New York. On August 2, 1886, Rosa 'Rosie' Cresci, a pretty 17 year old who lived on 39 Mott Street (New York) with her family, became a little hero.

She fought back Flood, a drunken policeman who spent his time harassing women in the Lower East Side.

In her words, "I was going to the drug store. It was about three o'clock in the afternoon. In Park Street this officer stopped me, caught me by the wrist and said, 'Where are you going?' I told him. Then he said, "I want you to meet me tonight.'  

I said I couldn't do such a thing, and asked him to let me go. He held my wrist so tight that I couldn't get away, and he hurt me." He called her nasty names, slapped her when she fought back but she was strong and she got away.

On the stand, Officer Edward F. Flood, denied everything. His story was that he was trying to disperse a disorderly crowd in Park Street, when Rosa approached him to ask what was going on. He told her to go home or he would take her to the police station but she did not care, and she accused him of being 'too fresh'. Then she ran away, into a Park Row building. There, another Italian woman stopped him, slapped his face, went inside an apartment, stuck her head outside the window, and started cursing him out. He left and never reported the incident. Rosa did.

The woman who slapped Officer Flood was Lizzie (Elisa) Lagomarsini. She testified that she saw a terrified Rosa running into her building followed by Flood who was chasing her like "a mad dog". Mrs. Lagomarsini scolded him for being drunk and for bothering a young woman. Flood slapped her, she slapped him back. Then she ran inside her building, while a crowd of Italian-Americans gathered.
The Judge punished Officer Flood, and Rosa became the star of the Lower East Side.



The sun, August 14, 1886

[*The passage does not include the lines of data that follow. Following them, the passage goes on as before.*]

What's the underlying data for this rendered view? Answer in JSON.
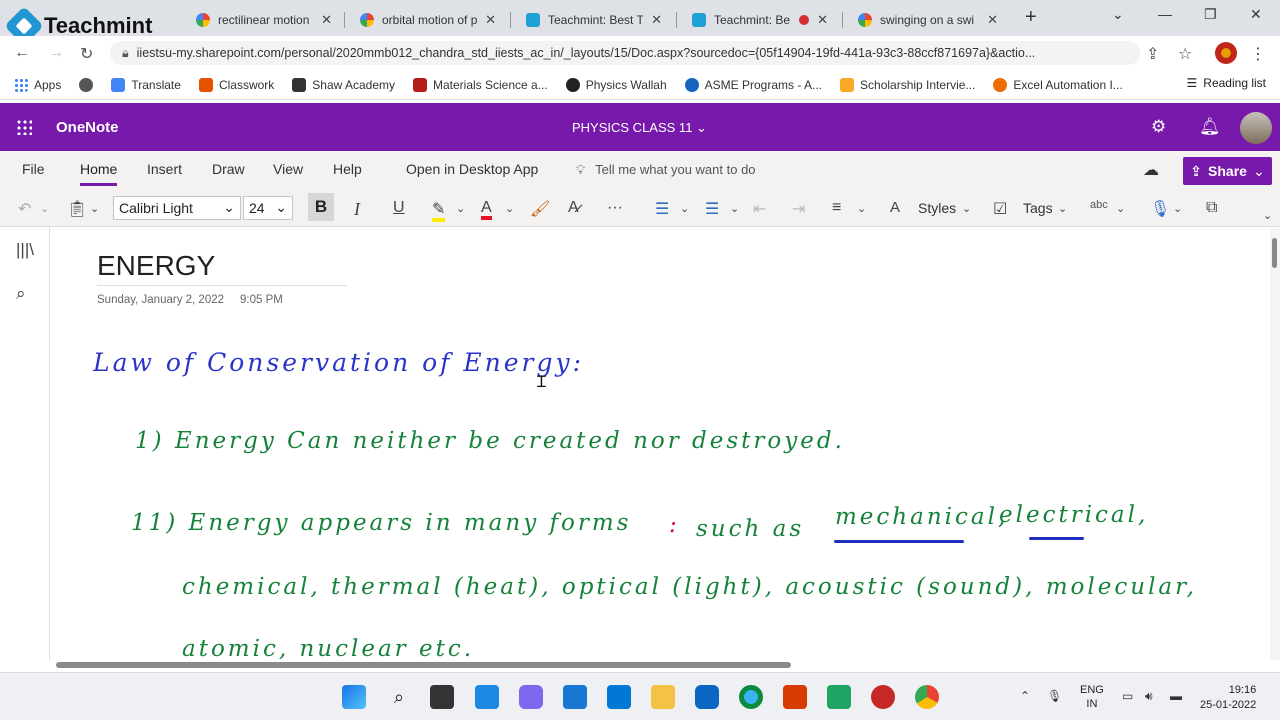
{
  "overlay_logo": {
    "text": "Teachmint"
  },
  "browser": {
    "tabs": [
      {
        "label": "rectilinear motion",
        "favicon": "google-icon"
      },
      {
        "label": "orbital motion of p",
        "favicon": "google-icon"
      },
      {
        "label": "Teachmint: Best Te",
        "favicon": "teachmint-icon"
      },
      {
        "label": "Teachmint: Be",
        "favicon": "teachmint-icon"
      },
      {
        "label": "swinging on a swi",
        "favicon": "google-icon"
      }
    ],
    "url": "iiestsu-my.sharepoint.com/personal/2020mmb012_chandra_std_iiests_ac_in/_layouts/15/Doc.aspx?sourcedoc={05f14904-19fd-441a-93c3-88ccf871697a}&actio...",
    "bookmarks": [
      {
        "label": "Apps",
        "color": "#4285f4"
      },
      {
        "label": "",
        "color": "#555555"
      },
      {
        "label": "Translate",
        "color": "#4285f4"
      },
      {
        "label": "Classwork",
        "color": "#e65100"
      },
      {
        "label": "Shaw Academy",
        "color": "#333333"
      },
      {
        "label": "Materials Science a...",
        "color": "#b71c1c"
      },
      {
        "label": "Physics Wallah",
        "color": "#222222"
      },
      {
        "label": "ASME Programs - A...",
        "color": "#1565c0"
      },
      {
        "label": "Scholarship Intervie...",
        "color": "#f9a825"
      },
      {
        "label": "Excel Automation I...",
        "color": "#ef6c00"
      }
    ],
    "reading_list": "Reading list"
  },
  "onenote": {
    "app_name": "OneNote",
    "notebook": "PHYSICS CLASS 11",
    "menus": [
      "File",
      "Home",
      "Insert",
      "Draw",
      "View",
      "Help"
    ],
    "open_desktop": "Open in Desktop App",
    "tell_me": "Tell me what you want to do",
    "share": "Share",
    "font_name": "Calibri Light",
    "font_size": "24",
    "styles": "Styles",
    "tags": "Tags",
    "accent": "#7719aa"
  },
  "page": {
    "title": "ENERGY",
    "date": "Sunday, January 2, 2022",
    "time": "9:05 PM",
    "heading": "Law of Conservation of Energy:",
    "line1": "1) Energy Can neither be created nor destroyed.",
    "line2_a": "11) Energy appears in many forms",
    "line2_colon": ":",
    "line2_b": "such as",
    "line2_mech": "mechanical,",
    "line2_elec": "electrical,",
    "line3": "chemical, thermal (heat), optical (light), acoustic (sound), molecular,",
    "line4": "atomic, nuclear etc."
  },
  "taskbar": {
    "lang_top": "ENG",
    "lang_bottom": "IN",
    "time": "19:16",
    "date": "25-01-2022"
  }
}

New York Times, August 15, 1886

New York Times, August 17, 1886

New York Times, August 18, 1886

New York Times, August 19, 1886 

New York Times, August 24, 1886